> officina
> > Wecheli, 1538, out of Homer".  The poet takes off his mask in these
> > Of course, an unmasking is itself a symbolic gesture ... and so the face
> > behind the mask is yet another persona.  Even so, "frankness" and
> > are ideals highly prized by Pound, even though perfect candor -- the
> > unmasked -- is unattainable. This realization takes one into the world
> > Action and directed will, or leaves one looking at the mirror in the
> mirror.
> > Recall Robert Graves'  box-- "children, don't untie that string!".
> >
> > As the self is merely a jumble of broken mirrors, so the direction of
> > will must be external in its origin. In Pound, the external direction is
> > twofold: the heavenly, in the form of Right Reason, and the chthonic, in
> the
> > form of the animal nature. The centaur can be read as a symbol of this
> dual
> > beast,  moved by reason and passion.  A beast of great learning but also
> of
> > great heart, its hooves planted firmly in the loam.  This is a common
> > understanding of the symbolic aspects of that man-beast.  Yet the
> > meaning seems to fall shy of the mark, in the context of the homiletic
> "pull
> > down thy vanity" passage.

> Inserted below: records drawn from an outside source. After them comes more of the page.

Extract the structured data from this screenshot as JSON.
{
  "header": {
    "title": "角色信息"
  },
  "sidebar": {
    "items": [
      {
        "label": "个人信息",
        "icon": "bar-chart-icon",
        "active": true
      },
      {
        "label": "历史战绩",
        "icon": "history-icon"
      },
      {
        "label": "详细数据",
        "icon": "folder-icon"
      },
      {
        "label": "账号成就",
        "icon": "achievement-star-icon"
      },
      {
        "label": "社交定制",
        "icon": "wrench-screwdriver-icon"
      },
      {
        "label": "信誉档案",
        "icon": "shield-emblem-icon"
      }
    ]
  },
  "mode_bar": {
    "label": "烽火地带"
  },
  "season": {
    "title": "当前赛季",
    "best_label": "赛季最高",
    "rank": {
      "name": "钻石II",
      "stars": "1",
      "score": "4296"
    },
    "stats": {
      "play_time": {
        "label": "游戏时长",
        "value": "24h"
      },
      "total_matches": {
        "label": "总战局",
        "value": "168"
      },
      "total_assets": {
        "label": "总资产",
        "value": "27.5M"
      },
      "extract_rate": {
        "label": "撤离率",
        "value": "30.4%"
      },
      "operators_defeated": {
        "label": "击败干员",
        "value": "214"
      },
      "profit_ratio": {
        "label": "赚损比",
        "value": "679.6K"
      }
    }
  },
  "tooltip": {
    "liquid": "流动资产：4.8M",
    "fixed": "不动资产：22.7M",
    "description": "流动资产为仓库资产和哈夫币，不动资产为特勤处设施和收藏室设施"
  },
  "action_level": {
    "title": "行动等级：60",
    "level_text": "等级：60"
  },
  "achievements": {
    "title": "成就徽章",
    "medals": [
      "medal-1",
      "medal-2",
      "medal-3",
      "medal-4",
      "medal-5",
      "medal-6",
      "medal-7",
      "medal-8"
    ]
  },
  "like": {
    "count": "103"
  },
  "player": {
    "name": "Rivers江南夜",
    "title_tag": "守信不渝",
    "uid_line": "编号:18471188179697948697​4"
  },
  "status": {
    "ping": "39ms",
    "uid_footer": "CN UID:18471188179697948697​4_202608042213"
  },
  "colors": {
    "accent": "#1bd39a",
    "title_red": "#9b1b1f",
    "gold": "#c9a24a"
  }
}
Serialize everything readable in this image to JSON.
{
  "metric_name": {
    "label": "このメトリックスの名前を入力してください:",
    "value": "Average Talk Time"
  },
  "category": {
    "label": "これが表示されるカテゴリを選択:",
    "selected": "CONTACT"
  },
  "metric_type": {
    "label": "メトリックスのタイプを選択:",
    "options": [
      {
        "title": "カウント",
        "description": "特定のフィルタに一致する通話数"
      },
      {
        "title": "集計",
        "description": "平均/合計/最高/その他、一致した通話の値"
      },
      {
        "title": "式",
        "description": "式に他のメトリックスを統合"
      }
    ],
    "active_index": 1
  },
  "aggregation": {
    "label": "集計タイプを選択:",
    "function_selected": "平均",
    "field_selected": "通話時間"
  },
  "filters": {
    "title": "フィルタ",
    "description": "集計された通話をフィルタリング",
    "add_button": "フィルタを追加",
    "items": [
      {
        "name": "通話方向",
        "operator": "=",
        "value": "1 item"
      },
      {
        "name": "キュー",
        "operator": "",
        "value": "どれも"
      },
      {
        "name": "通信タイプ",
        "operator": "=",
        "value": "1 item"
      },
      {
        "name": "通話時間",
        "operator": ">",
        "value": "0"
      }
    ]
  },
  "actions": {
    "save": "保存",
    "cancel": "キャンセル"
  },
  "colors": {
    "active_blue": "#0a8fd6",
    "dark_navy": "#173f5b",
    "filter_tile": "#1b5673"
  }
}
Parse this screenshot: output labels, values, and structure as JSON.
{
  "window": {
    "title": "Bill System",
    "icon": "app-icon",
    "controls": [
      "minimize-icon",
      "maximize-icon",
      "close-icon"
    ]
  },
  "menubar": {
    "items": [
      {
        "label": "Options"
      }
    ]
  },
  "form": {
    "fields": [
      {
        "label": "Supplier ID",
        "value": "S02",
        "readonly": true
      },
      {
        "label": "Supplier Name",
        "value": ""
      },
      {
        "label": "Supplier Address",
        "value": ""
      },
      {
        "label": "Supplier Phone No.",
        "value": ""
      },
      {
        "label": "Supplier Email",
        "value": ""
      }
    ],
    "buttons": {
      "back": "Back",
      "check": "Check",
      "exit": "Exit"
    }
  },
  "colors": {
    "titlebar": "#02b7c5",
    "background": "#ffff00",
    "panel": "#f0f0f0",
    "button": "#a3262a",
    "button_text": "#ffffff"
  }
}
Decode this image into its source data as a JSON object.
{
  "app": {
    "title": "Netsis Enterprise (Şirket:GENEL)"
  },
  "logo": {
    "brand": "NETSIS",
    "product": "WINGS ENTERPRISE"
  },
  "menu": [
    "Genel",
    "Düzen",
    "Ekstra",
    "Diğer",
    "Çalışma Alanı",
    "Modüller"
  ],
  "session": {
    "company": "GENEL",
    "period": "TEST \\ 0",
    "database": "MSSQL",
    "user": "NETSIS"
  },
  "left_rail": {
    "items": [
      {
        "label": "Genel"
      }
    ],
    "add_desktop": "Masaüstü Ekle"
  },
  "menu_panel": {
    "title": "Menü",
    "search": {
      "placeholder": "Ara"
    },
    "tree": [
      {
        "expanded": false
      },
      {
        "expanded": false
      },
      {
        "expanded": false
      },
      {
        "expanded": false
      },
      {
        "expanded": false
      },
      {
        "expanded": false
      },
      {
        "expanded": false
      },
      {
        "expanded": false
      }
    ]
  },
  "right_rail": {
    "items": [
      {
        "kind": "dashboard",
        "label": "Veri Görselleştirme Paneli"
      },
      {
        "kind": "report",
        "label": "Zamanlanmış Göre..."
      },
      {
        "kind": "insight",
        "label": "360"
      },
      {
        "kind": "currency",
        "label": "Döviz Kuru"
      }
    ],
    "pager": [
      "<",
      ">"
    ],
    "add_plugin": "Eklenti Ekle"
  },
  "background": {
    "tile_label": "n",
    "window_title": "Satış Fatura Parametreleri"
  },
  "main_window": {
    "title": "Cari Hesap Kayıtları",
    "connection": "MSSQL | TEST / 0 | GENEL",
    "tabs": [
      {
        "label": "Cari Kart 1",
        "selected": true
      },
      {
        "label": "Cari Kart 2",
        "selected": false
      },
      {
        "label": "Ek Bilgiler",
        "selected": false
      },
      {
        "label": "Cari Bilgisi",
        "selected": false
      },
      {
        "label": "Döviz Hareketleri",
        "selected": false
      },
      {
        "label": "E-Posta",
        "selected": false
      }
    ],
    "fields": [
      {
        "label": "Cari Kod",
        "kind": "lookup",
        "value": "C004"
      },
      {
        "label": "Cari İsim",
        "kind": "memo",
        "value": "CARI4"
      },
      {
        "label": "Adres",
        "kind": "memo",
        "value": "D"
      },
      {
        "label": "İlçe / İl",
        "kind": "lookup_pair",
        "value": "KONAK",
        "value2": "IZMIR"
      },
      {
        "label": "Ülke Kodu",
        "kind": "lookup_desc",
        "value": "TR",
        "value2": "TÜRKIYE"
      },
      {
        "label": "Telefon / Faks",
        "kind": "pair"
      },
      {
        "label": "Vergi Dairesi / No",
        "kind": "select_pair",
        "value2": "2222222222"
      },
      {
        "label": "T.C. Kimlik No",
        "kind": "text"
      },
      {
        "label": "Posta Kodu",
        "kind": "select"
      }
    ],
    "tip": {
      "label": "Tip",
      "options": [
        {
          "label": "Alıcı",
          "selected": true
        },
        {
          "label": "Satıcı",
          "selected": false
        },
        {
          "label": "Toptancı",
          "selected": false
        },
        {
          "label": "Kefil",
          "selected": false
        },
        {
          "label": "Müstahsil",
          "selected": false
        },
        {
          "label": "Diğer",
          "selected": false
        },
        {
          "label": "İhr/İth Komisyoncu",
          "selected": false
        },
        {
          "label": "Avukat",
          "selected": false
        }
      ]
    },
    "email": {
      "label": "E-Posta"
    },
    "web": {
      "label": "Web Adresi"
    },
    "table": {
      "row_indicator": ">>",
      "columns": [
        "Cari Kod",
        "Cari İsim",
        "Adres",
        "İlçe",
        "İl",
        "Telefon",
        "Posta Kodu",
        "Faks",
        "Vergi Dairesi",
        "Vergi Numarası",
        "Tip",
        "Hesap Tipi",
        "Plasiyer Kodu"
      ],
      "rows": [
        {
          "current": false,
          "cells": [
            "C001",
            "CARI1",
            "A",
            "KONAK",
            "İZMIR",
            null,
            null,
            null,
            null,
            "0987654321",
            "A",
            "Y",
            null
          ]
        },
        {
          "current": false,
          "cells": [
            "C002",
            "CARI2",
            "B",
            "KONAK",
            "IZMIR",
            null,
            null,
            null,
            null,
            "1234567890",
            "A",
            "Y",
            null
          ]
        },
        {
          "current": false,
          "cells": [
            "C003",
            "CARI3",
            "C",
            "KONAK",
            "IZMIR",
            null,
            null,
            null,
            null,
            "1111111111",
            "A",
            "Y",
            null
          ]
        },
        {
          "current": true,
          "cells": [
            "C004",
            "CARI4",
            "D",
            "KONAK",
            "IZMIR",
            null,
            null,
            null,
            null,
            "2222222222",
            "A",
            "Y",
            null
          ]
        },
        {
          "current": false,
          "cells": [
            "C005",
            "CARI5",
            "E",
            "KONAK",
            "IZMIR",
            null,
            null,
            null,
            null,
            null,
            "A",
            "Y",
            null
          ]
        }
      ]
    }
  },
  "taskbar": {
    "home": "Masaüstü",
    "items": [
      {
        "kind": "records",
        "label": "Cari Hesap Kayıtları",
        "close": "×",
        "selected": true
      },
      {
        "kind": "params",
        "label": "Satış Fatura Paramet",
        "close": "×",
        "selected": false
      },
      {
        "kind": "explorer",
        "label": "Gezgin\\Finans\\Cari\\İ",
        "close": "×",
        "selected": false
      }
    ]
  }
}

The symbolic meanings do not point at the
> > of human endeavor.
> >
> > You are right, I think, to look outside this symbolic meaning, as you
> > done. The equestrian statues, man-horse units, do signify  military
> > intelligence and bravery. Such associations work well with Dan
> > "myrmidon" reading. But it also behooves us to bring in complementary
> > associations from Pound's other writings of the period. In Women of
> Trachis,
> > the centaurs are called "arrogant, lawless", traits which fit in quite
> > tightly with the themes of  Vanity and "self-mastery".
> >
> > Certainly there are elegiac aspects to the poems in the Pisan Cantos,
> > Canto 81 is no exception.  Europe is wreckage.  And there is also
> "pastoral"
> > elements to be found in "the green world."   Even political conflict is
> > transposed into a naturalistic key:
> >
> >         hot wind came from the marshes
> >             and death chill from the mountains
> >
> > And yet Elegy tends toward fade-out and drift-off, whereas Canto 81 ends
> on
> > an assertive even defiant note  vis-a-vis the activist role the poet has
> > played. So I wouldn't want to put any sort of label on the poem.
> >
> > Tim